Before the 2008 invasion, Georgia was on track to join the North Atlantic Treaty Organization. The Russian invasion and occupation complicated the process, but last month, nato Secretary General Jens Stoltenberg reaffirmed the alliance’s intention of accepting Georgia as a member.

Putin said such a move would “pose a direct threat” to Russia, and he accused nato of “trying to aggravate the situation.” He warned that the West “should think about the possible consequences of such an irresponsible policy.”

On August 6, Russian Prime Minister Dmitry Medvedev echoed Putin’s statements, adding that bringing Georgia into nato could trigger a “terrible conflict.”

Beyond Georgia

Just after the 2008 invasion, Mr. Flurry said Russia’s aggression would not be limited to Georgia. In the October 2008 issue of the Trumpet, he wrote: “Russia’s attack on Georgia in August marks the beginning of a dangerous new era in history. This was the first military strike of a rising Asian superpower—and there will be more! … Will a crisis occur over Ukraine? That area is the breadbasket of Russia, and surely it is willing to wage war over that as well.”

Five and a half years later, that forecast was proved accurate. In March 2014, Russian forces invaded Ukraine’s Crimean Peninsula and annexed it to Russia. Putin had literally redrawn the borders of Europe—twice.

In the years since, Putin has kept eastern Ukraine in a state of frozen conflict and has continued to hinder Georgia, Ukraine and other former Soviet nations from developing closer ties with Europe. He is even working with Germany to increase his leverage over East European nations. He is also in the process of modernizing the Russian military into a more lethal 21st-century force. He shoved America out of Russia’s periphery in 2014 by persuading Kyrgyzstan to oust the U.S. from Manas Air Base. More recently, Russia has become deeply engaged in the Middle East, sidelining America, helping the tyrannical Syrian regime to hold power, and allowing Iran to maintain its pursuit of nuclear weapons.

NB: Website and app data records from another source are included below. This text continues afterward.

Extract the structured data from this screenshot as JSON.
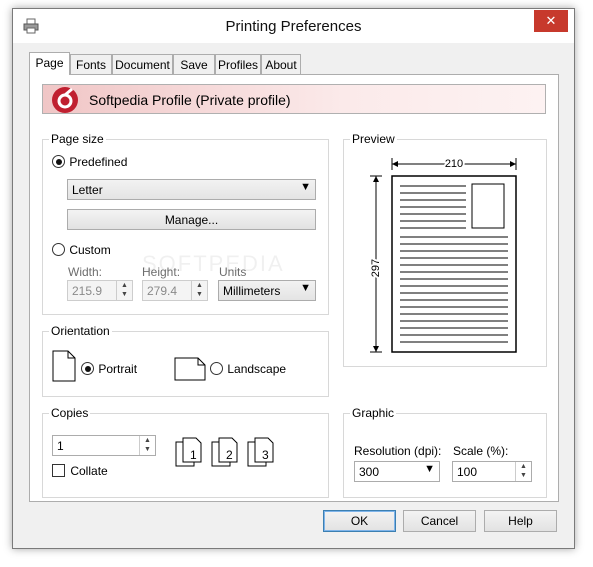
{
  "window": {
    "title": "Printing Preferences",
    "close_glyph": "✕"
  },
  "tabs": [
    "Page",
    "Fonts",
    "Document",
    "Save",
    "Profiles",
    "About"
  ],
  "banner": {
    "text": "Softpedia Profile (Private profile)"
  },
  "page_size": {
    "label": "Page size",
    "predefined_label": "Predefined",
    "predefined_value": "Letter",
    "manage_label": "Manage...",
    "custom_label": "Custom",
    "width_label": "Width:",
    "width_value": "215.9",
    "height_label": "Height:",
    "height_value": "279.4",
    "units_label": "Units",
    "units_value": "Millimeters"
  },
  "orientation": {
    "label": "Orientation",
    "portrait": "Portrait",
    "landscape": "Landscape",
    "selected": "Portrait"
  },
  "copies": {
    "label": "Copies",
    "value": "1",
    "collate_label": "Collate",
    "collate_checked": false,
    "collate_icon_digits": [
      "1",
      "2",
      "3"
    ]
  },
  "preview": {
    "label": "Preview",
    "width_dim": "210",
    "height_dim": "297"
  },
  "graphic": {
    "label": "Graphic",
    "resolution_label": "Resolution (dpi):",
    "resolution_value": "300",
    "scale_label": "Scale (%):",
    "scale_value": "100"
  },
  "footer": {
    "ok": "OK",
    "cancel": "Cancel",
    "help": "Help"
  },
  "watermark": "SOFTPEDIA",
  "colors": {
    "banner_logo": "#c02030",
    "close_bg": "#c7392c",
    "default_border": "#3c7fb1"
  },
  "icons": [
    "printer-icon",
    "softpedia-logo-icon",
    "portrait-page-icon",
    "landscape-page-icon",
    "collate-pages-icon"
  ]
}
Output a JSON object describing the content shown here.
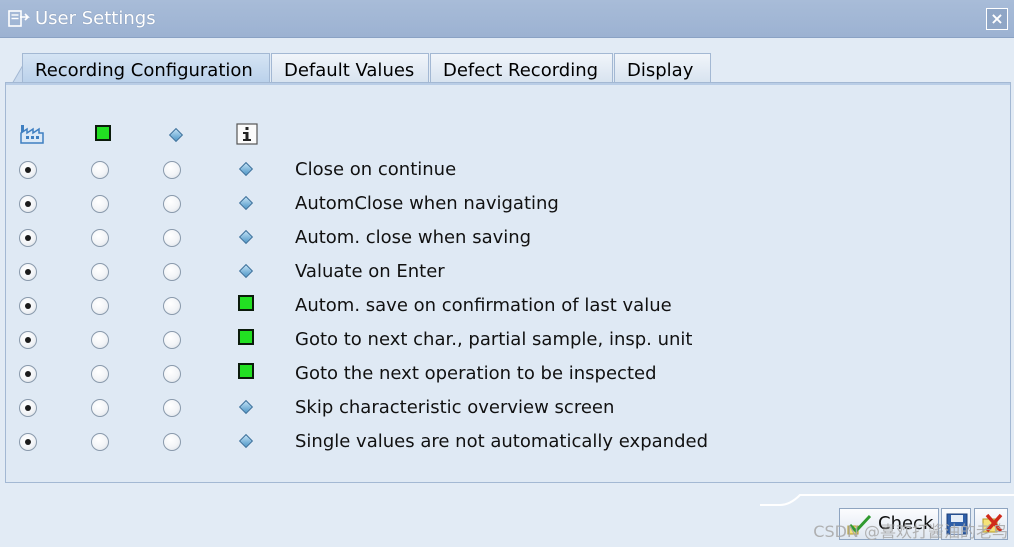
{
  "window": {
    "title": "User Settings",
    "close_glyph": "×"
  },
  "tabs": [
    {
      "label": "Recording Configuration",
      "active": true
    },
    {
      "label": "Default Values",
      "active": false
    },
    {
      "label": "Defect Recording",
      "active": false
    },
    {
      "label": "Display",
      "active": false
    }
  ],
  "column_icons": [
    "factory-icon",
    "green-square-icon",
    "diamond-icon",
    "info-icon"
  ],
  "rows": [
    {
      "label": "Close on continue",
      "selected_col": 0,
      "indicator": "diamond"
    },
    {
      "label": "AutomClose when navigating",
      "selected_col": 0,
      "indicator": "diamond"
    },
    {
      "label": "Autom. close when saving",
      "selected_col": 0,
      "indicator": "diamond"
    },
    {
      "label": "Valuate on Enter",
      "selected_col": 0,
      "indicator": "diamond"
    },
    {
      "label": "Autom. save on confirmation of last value",
      "selected_col": 0,
      "indicator": "green"
    },
    {
      "label": "Goto to next char., partial sample, insp. unit",
      "selected_col": 0,
      "indicator": "green"
    },
    {
      "label": "Goto the next operation to be inspected",
      "selected_col": 0,
      "indicator": "green"
    },
    {
      "label": "Skip characteristic overview screen",
      "selected_col": 0,
      "indicator": "diamond"
    },
    {
      "label": "Single values are not automatically expanded",
      "selected_col": 0,
      "indicator": "diamond"
    }
  ],
  "footer": {
    "check_label": "Check",
    "save_icon": "save-icon",
    "cancel_icon": "cancel-icon"
  },
  "watermark": "CSDN @喜欢打酱油的老鸟",
  "colors": {
    "titlebar": "#a8bcd8",
    "green_indicator": "#22e022",
    "diamond": "#4f97c7"
  }
}
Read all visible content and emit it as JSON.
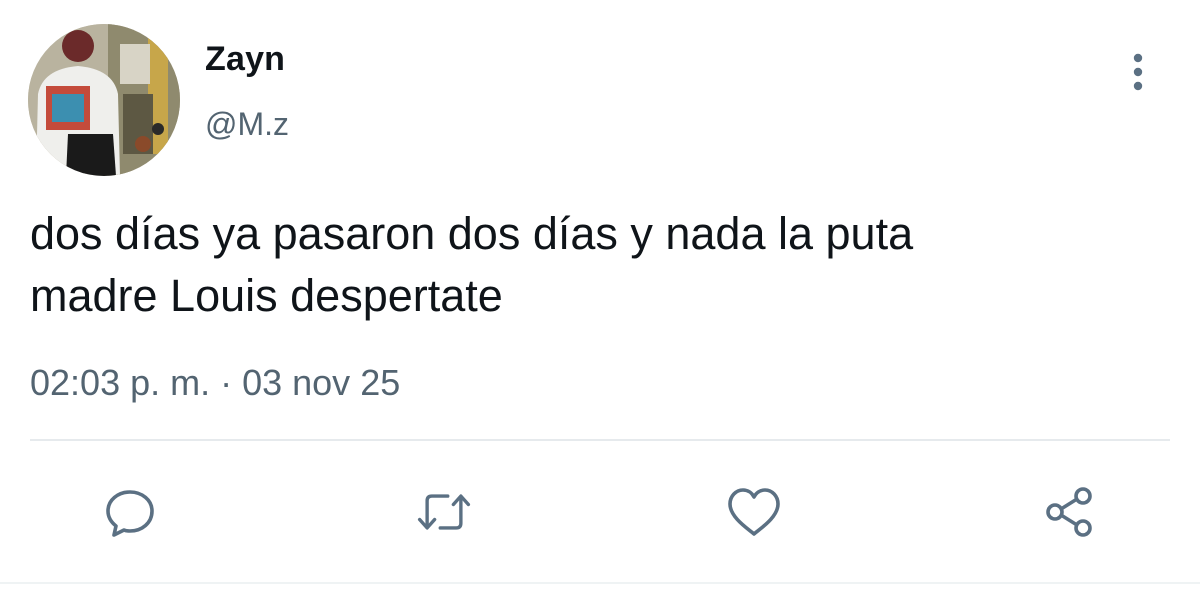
{
  "user": {
    "display_name": "Zayn",
    "handle": "@M.z"
  },
  "tweet": {
    "text_line_1": "dos días ya pasaron dos días y nada la puta",
    "text_line_2": "madre Louis despertate",
    "timestamp": "02:03 p. m. · 03 nov 25"
  },
  "actions": [
    {
      "icon": "reply-icon"
    },
    {
      "icon": "retweet-icon"
    },
    {
      "icon": "like-icon"
    },
    {
      "icon": "share-icon"
    }
  ],
  "menu": {
    "icon": "more-vertical-icon"
  },
  "colors": {
    "text_primary": "#0f1419",
    "text_secondary": "#536471",
    "icon": "#5b7083",
    "divider": "#e6eaed"
  }
}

Two New Eras

Ten years after Russia’s invasion of Georgia, it is clear that the move was indeed a landmark event. It is clear in retrospect that it was “the beginning of a dangerous new era” of Russian aggression, just as Mr. Flurry predicted.

This “new era” is causing suffering for many people in Russia and in the nations where Putin interferes. But Bible prophecy shows that the Putin era will be immediately followed by another much longer era that will bring peace and prosperity for all peoples of the world.

In his booklet The Prophesied ‘Prince of Russia,’ Mr. Flurry shows that Putin is mentioned personally in ancient Bible prophecies. Those Bible passages show that his reign occurs at the end of the age of mankind attempting to rule himself: “Vladimir Putin is a sign, literally a sign, that Jesus Christ is about to return! This is one of the most inspiring messages in the Bible. … We need to watch Vladimir Putin closely. I believe he is almost certain to be the ‘prince of Rosh’ whom God inspired Ezekiel to write about 2,500 years ago! We need to watch what is happening in Russia and how Europe responds to it.”

To understand the details of Putin’s role in Bible prophecy, and the hope-filled “sign” that he represents, order a free copy of Mr. Flurry’s booklet The Prophesied ‘Prince of Russia.’